Some algae produce toxins. These toxins can enter the food chain through shellfish or fish. Eating the toxins can cause a variety of severe conditions in humans resulting, in some cases, in paralysis and even death. The risk of illness is highest when algal blooms form in sea or fresh water.
Cyanobacteria (formerly called blue-green algae) also form extensive blooms in fresh water in the right climatic conditions and can kill any animals that drink it. The toxins produced by these microbes are also linked with gastroenteritis in humans.
Picture 5.7a A slide of brain tissue that has been infected with prions.
Mad cow disease (BSE) and the similar human vCreutzfeldt-Jakob-Disease (CJD) are fatal diseases. In each case, the brain tissue breaks down. Scientists believe that rogue proteins called prions are to blame.
What are prions?
These are not microbes in the usual sense because they are not alive, but the illness they cause can be transmitted from one animal to another. It seems that people eating meat from BSE-infected cattle can sometimes develop a new and frightening form of CJD years later. The beef in these cases was probably contaminated with affected brain and spinal cord tissue.
What can be done?
The government has introduced measures in slaughterhouses and butchers to minimise the risk to beef consumers. The diseases caused an economic crisis in the meat industry world-wide. No-one knows what the real threat from BSE is to people or how many cases of vCJD there will be in the future.

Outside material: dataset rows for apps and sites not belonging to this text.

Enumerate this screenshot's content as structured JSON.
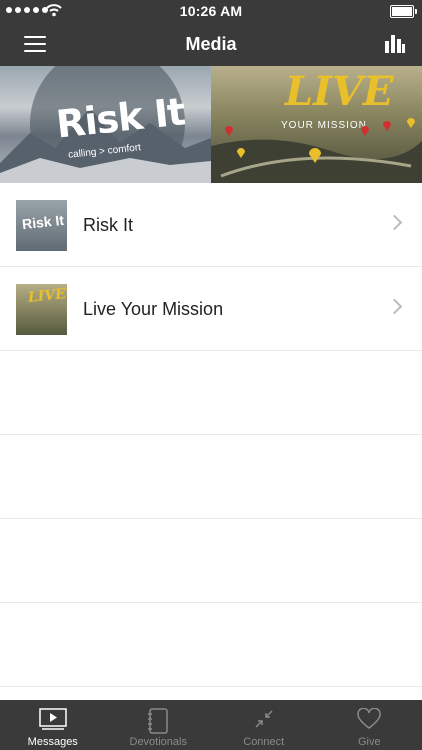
{
  "status_bar": {
    "time": "10:26 AM"
  },
  "nav": {
    "title": "Media"
  },
  "banners": [
    {
      "title": "Risk It",
      "subtitle": "calling > comfort"
    },
    {
      "title": "LIVE",
      "subtitle": "YOUR MISSION"
    }
  ],
  "media_items": [
    {
      "label": "Risk It",
      "thumb_text": "Risk It"
    },
    {
      "label": "Live Your Mission",
      "thumb_text": "LIVE"
    }
  ],
  "tabs": [
    {
      "label": "Messages",
      "icon": "play-icon",
      "active": true
    },
    {
      "label": "Devotionals",
      "icon": "notebook-icon",
      "active": false
    },
    {
      "label": "Connect",
      "icon": "connect-icon",
      "active": false
    },
    {
      "label": "Give",
      "icon": "heart-icon",
      "active": false
    }
  ],
  "colors": {
    "bar": "#3a3a3a",
    "accent": "#e9c02a"
  }
}
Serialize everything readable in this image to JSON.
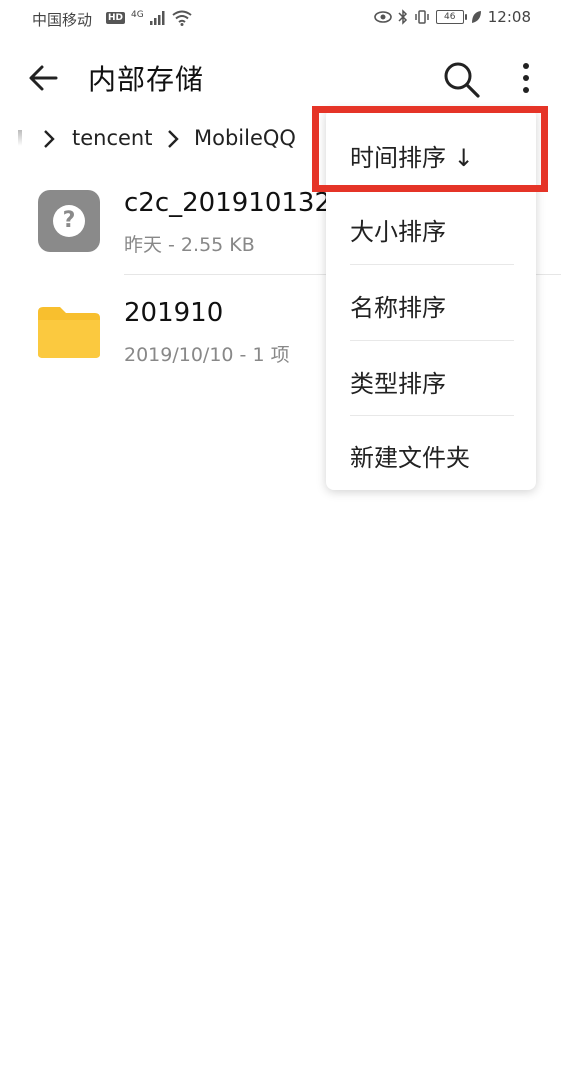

Extensive research into the subject is underway, but it is a slow and difficult process because prions cannot be cultured in the laboratory like bacteria or fungi.